EXERCISE:
Within the records, find every line that includes the word "date" and copy it.

Data about app and page elements:
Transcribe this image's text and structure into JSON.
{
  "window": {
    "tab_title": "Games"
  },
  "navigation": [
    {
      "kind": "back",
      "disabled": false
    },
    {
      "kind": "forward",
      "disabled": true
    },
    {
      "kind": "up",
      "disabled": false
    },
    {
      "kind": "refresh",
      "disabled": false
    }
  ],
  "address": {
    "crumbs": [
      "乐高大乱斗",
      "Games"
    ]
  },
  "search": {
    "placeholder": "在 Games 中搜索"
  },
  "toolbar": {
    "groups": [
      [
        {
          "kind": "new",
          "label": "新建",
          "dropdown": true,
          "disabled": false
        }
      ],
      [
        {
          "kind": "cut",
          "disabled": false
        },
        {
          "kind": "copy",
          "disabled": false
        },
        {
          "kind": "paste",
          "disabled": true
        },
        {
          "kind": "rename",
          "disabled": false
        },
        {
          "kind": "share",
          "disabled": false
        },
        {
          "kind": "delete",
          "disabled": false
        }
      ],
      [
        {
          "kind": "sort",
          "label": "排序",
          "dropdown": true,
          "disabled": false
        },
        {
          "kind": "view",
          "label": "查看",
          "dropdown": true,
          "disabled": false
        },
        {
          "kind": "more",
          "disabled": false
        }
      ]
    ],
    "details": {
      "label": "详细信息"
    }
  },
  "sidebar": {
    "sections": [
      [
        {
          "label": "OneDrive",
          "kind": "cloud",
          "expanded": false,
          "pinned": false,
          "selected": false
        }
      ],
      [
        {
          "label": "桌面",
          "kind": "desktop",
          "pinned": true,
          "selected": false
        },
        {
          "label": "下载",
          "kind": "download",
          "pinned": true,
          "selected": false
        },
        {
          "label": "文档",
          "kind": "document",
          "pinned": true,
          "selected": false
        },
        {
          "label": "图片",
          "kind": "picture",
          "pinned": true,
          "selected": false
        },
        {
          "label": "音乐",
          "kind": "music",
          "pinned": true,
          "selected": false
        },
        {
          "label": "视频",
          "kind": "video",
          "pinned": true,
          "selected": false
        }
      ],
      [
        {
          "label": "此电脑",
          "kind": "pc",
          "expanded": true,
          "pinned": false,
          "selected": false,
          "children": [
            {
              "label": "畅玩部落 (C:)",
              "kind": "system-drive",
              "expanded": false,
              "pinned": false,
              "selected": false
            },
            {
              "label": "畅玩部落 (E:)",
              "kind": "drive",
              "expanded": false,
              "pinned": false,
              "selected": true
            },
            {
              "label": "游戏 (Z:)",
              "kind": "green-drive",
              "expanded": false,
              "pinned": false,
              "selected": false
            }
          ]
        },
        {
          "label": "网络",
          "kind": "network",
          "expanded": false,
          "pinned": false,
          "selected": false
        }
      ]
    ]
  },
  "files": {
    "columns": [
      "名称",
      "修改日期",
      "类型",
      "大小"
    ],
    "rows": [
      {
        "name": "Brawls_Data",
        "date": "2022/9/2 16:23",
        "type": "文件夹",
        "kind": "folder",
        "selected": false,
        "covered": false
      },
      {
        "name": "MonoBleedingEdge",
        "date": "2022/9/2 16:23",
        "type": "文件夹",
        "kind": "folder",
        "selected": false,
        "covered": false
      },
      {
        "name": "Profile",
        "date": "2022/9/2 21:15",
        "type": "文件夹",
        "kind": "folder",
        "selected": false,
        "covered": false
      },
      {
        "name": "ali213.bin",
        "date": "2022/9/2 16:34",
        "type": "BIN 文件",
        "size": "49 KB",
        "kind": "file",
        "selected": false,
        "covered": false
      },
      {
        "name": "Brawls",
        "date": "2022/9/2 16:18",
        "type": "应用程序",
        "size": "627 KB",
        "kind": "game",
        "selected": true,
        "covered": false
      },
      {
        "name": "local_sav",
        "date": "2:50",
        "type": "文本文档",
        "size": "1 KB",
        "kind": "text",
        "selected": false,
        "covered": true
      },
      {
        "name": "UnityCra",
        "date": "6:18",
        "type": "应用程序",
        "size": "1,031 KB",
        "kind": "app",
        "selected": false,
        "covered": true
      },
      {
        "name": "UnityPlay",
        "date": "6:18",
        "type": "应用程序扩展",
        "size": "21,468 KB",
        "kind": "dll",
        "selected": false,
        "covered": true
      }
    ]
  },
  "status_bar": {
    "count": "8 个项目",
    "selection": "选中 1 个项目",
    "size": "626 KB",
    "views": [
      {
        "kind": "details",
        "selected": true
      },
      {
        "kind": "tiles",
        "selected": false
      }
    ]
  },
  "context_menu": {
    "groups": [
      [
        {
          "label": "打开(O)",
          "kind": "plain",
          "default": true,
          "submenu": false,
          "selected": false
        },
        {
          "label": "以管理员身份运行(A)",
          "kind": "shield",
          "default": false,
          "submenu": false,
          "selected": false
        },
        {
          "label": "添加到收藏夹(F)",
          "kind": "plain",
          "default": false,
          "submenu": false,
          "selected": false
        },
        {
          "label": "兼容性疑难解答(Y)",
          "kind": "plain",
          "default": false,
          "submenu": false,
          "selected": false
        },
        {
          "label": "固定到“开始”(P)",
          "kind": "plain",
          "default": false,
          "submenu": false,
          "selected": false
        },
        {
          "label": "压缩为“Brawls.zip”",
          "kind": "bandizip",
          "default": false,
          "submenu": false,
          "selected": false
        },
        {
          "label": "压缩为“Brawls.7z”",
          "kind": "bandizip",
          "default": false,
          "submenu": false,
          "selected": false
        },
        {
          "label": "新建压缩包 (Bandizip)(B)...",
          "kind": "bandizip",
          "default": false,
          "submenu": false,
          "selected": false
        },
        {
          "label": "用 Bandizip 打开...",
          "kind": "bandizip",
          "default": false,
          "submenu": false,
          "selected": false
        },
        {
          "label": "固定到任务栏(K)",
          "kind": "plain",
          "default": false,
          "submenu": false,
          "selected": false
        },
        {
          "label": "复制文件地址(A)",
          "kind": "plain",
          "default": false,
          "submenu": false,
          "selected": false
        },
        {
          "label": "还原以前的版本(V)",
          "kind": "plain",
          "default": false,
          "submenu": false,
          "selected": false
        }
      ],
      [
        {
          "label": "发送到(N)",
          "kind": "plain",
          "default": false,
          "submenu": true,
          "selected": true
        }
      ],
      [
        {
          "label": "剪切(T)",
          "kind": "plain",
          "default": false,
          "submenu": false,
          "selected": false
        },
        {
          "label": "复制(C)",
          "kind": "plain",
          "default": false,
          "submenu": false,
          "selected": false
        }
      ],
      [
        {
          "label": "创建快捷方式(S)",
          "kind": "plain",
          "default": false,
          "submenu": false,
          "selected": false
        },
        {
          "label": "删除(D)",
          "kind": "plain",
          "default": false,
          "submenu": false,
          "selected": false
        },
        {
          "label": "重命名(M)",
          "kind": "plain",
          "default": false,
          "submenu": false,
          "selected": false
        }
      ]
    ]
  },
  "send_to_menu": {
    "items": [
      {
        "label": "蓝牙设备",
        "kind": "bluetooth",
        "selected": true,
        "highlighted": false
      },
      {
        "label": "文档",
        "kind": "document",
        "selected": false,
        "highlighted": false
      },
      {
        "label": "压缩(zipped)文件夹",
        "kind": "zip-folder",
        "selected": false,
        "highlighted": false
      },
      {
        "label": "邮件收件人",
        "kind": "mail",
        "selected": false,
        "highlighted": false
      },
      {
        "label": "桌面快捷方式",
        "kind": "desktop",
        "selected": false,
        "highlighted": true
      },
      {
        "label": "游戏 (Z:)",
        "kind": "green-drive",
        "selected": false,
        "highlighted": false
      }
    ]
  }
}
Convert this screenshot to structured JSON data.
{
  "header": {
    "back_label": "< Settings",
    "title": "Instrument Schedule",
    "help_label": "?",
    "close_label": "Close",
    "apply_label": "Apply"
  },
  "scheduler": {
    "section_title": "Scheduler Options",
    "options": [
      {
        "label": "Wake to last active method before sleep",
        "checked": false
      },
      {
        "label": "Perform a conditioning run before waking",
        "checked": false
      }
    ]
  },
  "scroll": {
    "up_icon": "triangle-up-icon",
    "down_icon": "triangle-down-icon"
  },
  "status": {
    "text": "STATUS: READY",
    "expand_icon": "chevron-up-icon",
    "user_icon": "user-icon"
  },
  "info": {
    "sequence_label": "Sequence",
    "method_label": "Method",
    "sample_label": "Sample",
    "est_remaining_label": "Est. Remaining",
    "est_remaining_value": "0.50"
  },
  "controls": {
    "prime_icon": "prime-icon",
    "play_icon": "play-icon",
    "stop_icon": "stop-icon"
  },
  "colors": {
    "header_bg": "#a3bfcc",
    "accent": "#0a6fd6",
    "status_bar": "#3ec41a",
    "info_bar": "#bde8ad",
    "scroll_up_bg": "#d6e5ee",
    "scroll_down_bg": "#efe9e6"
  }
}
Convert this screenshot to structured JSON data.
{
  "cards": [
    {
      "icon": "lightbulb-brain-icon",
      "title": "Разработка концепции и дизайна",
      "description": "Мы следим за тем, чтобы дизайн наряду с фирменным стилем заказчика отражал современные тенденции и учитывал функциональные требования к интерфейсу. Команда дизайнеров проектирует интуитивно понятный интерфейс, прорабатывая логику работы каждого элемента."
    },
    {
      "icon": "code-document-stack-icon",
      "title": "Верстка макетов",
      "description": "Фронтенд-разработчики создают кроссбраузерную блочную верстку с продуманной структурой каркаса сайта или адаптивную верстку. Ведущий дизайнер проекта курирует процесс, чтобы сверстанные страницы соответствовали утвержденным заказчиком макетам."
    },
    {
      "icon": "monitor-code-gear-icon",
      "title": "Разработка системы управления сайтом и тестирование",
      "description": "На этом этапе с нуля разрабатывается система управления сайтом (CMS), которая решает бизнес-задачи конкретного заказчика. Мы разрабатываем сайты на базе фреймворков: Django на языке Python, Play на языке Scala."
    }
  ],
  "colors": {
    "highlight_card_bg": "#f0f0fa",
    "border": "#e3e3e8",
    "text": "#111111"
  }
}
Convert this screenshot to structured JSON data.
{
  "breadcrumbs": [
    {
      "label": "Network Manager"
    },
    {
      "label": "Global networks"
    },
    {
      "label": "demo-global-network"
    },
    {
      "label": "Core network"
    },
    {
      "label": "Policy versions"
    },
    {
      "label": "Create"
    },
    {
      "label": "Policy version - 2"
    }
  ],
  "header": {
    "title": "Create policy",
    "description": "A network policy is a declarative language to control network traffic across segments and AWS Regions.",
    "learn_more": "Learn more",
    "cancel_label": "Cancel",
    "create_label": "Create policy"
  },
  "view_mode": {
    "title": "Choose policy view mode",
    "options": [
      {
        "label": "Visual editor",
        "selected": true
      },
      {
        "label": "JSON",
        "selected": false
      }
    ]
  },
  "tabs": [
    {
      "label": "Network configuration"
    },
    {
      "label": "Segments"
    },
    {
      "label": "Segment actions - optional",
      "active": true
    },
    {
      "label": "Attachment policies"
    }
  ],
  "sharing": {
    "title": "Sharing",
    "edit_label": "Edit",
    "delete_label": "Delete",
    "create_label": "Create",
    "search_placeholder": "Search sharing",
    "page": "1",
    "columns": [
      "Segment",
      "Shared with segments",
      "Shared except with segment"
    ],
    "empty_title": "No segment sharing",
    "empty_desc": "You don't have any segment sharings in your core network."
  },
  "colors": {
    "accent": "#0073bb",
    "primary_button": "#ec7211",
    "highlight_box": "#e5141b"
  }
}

ANSWER TO THE EXERCISE:
        "date": "2022/9/2 16:23",
        "date": "2022/9/2 16:23",
        "date": "2022/9/2 21:15",
        "date": "2022/9/2 16:34",
        "date": "2022/9/2 16:18",
        "date": "2:50",
        "date": "6:18",
        "date": "6:18",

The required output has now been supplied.